-- Opening Marker --
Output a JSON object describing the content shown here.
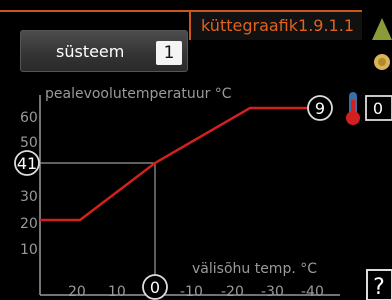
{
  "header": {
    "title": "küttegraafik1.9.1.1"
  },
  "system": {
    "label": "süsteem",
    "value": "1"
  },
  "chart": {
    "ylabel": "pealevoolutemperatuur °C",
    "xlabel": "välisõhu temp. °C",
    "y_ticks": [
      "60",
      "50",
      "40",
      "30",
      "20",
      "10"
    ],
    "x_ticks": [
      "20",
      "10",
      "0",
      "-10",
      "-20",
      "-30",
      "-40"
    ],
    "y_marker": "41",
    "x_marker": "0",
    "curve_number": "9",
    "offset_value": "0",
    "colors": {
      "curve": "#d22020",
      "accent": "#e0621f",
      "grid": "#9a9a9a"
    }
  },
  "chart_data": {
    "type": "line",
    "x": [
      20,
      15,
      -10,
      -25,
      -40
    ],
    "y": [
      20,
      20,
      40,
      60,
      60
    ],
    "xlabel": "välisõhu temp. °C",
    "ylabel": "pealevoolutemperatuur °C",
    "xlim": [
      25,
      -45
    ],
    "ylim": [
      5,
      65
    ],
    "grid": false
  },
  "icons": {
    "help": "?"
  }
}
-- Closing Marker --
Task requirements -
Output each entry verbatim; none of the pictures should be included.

Written reply -
Output a JSON object describing the content shown here.
{
  "header": {
    "title": "küttegraafik1.9.1.1"
  },
  "system": {
    "label": "süsteem",
    "value": "1"
  },
  "chart": {
    "ylabel": "pealevoolutemperatuur °C",
    "xlabel": "välisõhu temp. °C",
    "y_ticks": [
      "60",
      "50",
      "40",
      "30",
      "20",
      "10"
    ],
    "x_ticks": [
      "20",
      "10",
      "0",
      "-10",
      "-20",
      "-30",
      "-40"
    ],
    "y_marker": "41",
    "x_marker": "0",
    "curve_number": "9",
    "offset_value": "0",
    "colors": {
      "curve": "#d22020",
      "accent": "#e0621f",
      "grid": "#9a9a9a"
    }
  },
  "chart_data": {
    "type": "line",
    "x": [
      20,
      15,
      -10,
      -25,
      -40
    ],
    "y": [
      20,
      20,
      40,
      60,
      60
    ],
    "xlabel": "välisõhu temp. °C",
    "ylabel": "pealevoolutemperatuur °C",
    "xlim": [
      25,
      -45
    ],
    "ylim": [
      5,
      65
    ],
    "grid": false
  },
  "icons": {
    "help": "?"
  }
}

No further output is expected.